Two influential militia leaders supporting the government – Atta Mohammad Noor and Abdul Rashid Dostum – also fled. Noor said on social media that a “conspiracy” had given the Taliban control of Balkh province, where Mazar-i-Sharif is located.
As Kabul looked increasingly isolated as a government stronghold, Afghans streamed into the city, fleeing the provinces and fearing a return to the Taliban’s oppressive rule.
Al Jazeera’s Charlotte Bellis, reporting from the Afghan capital, said there was an increasing sense of panic in the city.
“As of now, Kabul is the last big city the government still holds. It is unbelievable to think that nine days ago, the Taliban did not hold a single provincial capital and had not done so in the past five years,” she said.
“There is a lot of panic in Kabul. The city has swelled with tens of thousands of people from the provinces fleeing here. There’s also been a run on the banks. Prices have gone up, including of fuel and food.”
In a statement late on Saturday, the Taliban said its rapid gains showed it was popularly accepted by the Afghan people and reassured both Afghans and foreigners that they would be safe.
It said it “will, as always, protect their life, property and honour and create a peaceful and secure environment for its beloved nation,” it said, adding that diplomats and aid workers would also face no problems.
Despite the Taliban’s assurances, Western governments are accelerating plans to evacuate embassy staff and citizens, as well as Afghans who had worked for them.
US President Joe Biden on Saturday authorised the deployment of 5,000 troops to help evacuate citizens and ensure an “orderly and safe” drawdown of US military personnel.

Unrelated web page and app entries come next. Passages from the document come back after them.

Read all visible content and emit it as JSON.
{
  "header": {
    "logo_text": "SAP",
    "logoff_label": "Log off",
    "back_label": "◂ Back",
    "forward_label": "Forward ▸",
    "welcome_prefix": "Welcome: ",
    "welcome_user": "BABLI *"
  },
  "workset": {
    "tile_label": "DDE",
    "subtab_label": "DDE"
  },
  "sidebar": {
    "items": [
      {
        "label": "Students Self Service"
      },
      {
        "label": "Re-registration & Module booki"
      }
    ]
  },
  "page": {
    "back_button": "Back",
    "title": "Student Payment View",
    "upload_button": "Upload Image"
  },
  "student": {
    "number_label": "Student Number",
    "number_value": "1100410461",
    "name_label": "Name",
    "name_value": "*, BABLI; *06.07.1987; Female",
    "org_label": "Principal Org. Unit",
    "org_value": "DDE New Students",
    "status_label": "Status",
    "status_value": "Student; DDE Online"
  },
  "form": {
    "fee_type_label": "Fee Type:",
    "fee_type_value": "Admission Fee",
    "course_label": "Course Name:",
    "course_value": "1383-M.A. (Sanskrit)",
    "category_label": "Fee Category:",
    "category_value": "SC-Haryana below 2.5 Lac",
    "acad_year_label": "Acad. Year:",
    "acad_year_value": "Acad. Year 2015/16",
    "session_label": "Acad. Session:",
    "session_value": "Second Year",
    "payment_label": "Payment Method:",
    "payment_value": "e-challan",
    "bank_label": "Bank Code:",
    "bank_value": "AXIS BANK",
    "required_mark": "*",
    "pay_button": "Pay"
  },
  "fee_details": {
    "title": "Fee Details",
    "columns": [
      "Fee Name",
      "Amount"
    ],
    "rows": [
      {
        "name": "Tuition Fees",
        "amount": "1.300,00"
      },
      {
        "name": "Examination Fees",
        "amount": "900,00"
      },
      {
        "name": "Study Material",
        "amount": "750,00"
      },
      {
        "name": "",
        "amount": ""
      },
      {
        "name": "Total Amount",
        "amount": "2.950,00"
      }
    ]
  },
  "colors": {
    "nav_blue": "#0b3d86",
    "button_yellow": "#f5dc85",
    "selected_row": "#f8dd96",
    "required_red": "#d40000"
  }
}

Biden said his administration had told Taliban officials in Qatar that any action that put US personnel at risk “will be met with a swift and strong US military response”.
The US has continued holding peace talks between the government and the Taliban in Qatar this week, and the international community has warned that a Taliban government brought about by force would be shunned. But the armed group appears to have little interest in making concessions as it racks up victories on the battlefield.
Afghan President Ashraf Ghani, meanwhile, delivered a televised speech on Saturday, his first public appearance since the recent Taliban gains. He pledged not to give up the “achievements” of the 20 years since the US-led invasion toppled the Taliban in 2001.
“We have started consultations, inside the government with elders and political leaders, representatives of different levels of the community as well as our international allies,” Ghani said.
“Soon the results will be shared with you,” he added, without elaborating further.